→ **Exercise instructions**
All of the data needs to be reproduced with no alterations.

→ **Provided records**
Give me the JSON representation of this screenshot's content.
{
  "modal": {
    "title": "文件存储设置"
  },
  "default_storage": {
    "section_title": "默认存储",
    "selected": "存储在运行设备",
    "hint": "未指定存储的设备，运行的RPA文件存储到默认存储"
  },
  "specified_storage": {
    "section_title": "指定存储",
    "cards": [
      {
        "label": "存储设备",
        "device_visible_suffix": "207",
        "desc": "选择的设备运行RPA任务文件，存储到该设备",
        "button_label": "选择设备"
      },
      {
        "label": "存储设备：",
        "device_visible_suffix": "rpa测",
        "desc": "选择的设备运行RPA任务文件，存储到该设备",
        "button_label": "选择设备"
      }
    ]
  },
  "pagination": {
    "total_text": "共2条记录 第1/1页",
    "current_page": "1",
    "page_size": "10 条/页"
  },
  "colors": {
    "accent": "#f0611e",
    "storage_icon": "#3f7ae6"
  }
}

→ **Expected answer**
Give me the JSON representation of this screenshot's content.
{
  "modal": {
    "title": "文件存储设置"
  },
  "default_storage": {
    "section_title": "默认存储",
    "selected": "存储在运行设备",
    "hint": "未指定存储的设备，运行的RPA文件存储到默认存储"
  },
  "specified_storage": {
    "section_title": "指定存储",
    "cards": [
      {
        "label": "存储设备",
        "device_visible_suffix": "207",
        "desc": "选择的设备运行RPA任务文件，存储到该设备",
        "button_label": "选择设备"
      },
      {
        "label": "存储设备：",
        "device_visible_suffix": "rpa测",
        "desc": "选择的设备运行RPA任务文件，存储到该设备",
        "button_label": "选择设备"
      }
    ]
  },
  "pagination": {
    "total_text": "共2条记录 第1/1页",
    "current_page": "1",
    "page_size": "10 条/页"
  },
  "colors": {
    "accent": "#f0611e",
    "storage_icon": "#3f7ae6"
  }
}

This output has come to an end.